The fine agreed upon by Sephora and the California AG was relatively small, at $1.2 million, for a company of Sephora’s size. Powers explains that this was intentional—sending a message to others. “The Attorney General’s focus is on compliance with the law, giving consumers choices and control. But the intent is not to run up revenue in California’s privacy fund. It’s to encourage compliance.” But now that the message has been sent, and the 30-day window to remedy violations of CCPA is going away, the results for future violations could likely be more severe.

Barthel said, “There are two points here that any organization should pay close attention to. You don't want a regulator to come and tell you to establish a compliance program and to monitor you. And you also don't want them to come back and audit you to see how you've revised your websites and your mobile applications to embed these privacy controls and choices for consumers. What have we put in place in terms of good privacy practices, because latest enforcement actions are looking beyond the intention. They're looking at, do you have practices in place?”

Privacy Lesson #4: Marketers need to understand privacy law better.

In the past, marketers haven’t needed to understand privacy law to do their jobs. They could just make their choices about how to track consumer data based on what they needed and what was most cost-effective—a choice that more often than not led them to use cookies. As these lessons demonstrate, regulators are increasingly focusing on how organizations obtain specific, informed consent from consumers.

Melissa Powers pointed out that “marketing is one area of an organization in which there's a lot of turnover, so it's very important for organizations to institutionalize privacy training.” Organizations can’t rely on marketers to know the regulations on their own—they should train them, so they can ensure their marketing complies with regulatory requirements.

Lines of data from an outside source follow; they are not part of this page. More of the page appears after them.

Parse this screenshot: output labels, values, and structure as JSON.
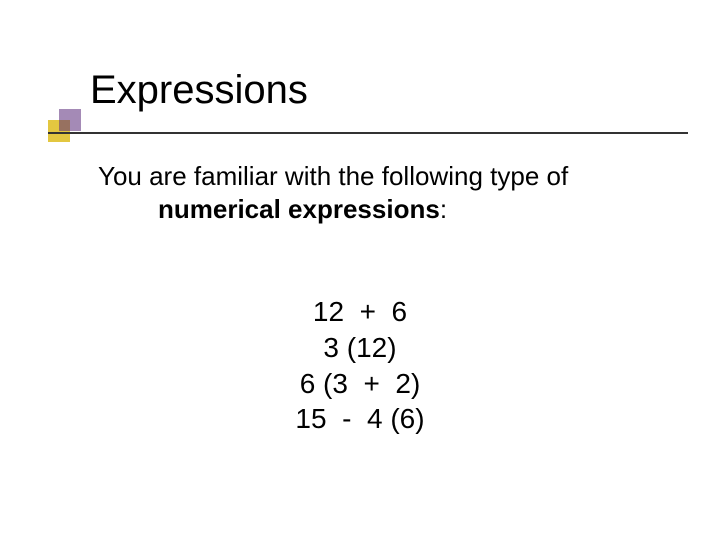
{
  "title": "Expressions",
  "body": {
    "line1": "You are familiar with the following type of",
    "bold2": "numerical expressions",
    "tail2": ":"
  },
  "expr": {
    "e1": "12  +  6",
    "e2": "3 (12)",
    "e3": "6 (3  +  2)",
    "e4": "15  -  4 (6)"
  }
}
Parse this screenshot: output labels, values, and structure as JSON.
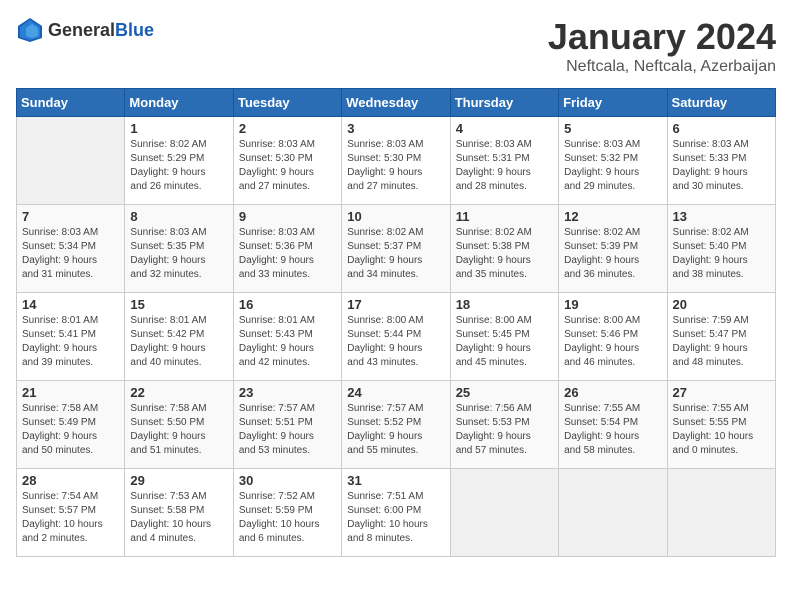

Privacy Lesson #5: Consider implementing an enterprise consent solution.

Although not a topic of the webinar, it’s important to explain that there are holistic consent solutions that organizations can embrace. Gartner published a market guide that defined 11 characteristics and capabilities than a good enterprise consent solution should have to ensure that organizations meet the requirements of modern privacy regulations. With an enterprise consent solution, organizations can offer consumers the true consent that meets the requirements of GDPR and CCPA—namely, that it be freely given, granular, informed, and unambiguous.

What Does Enterprise Consent Look Like? Find out in our new infographic.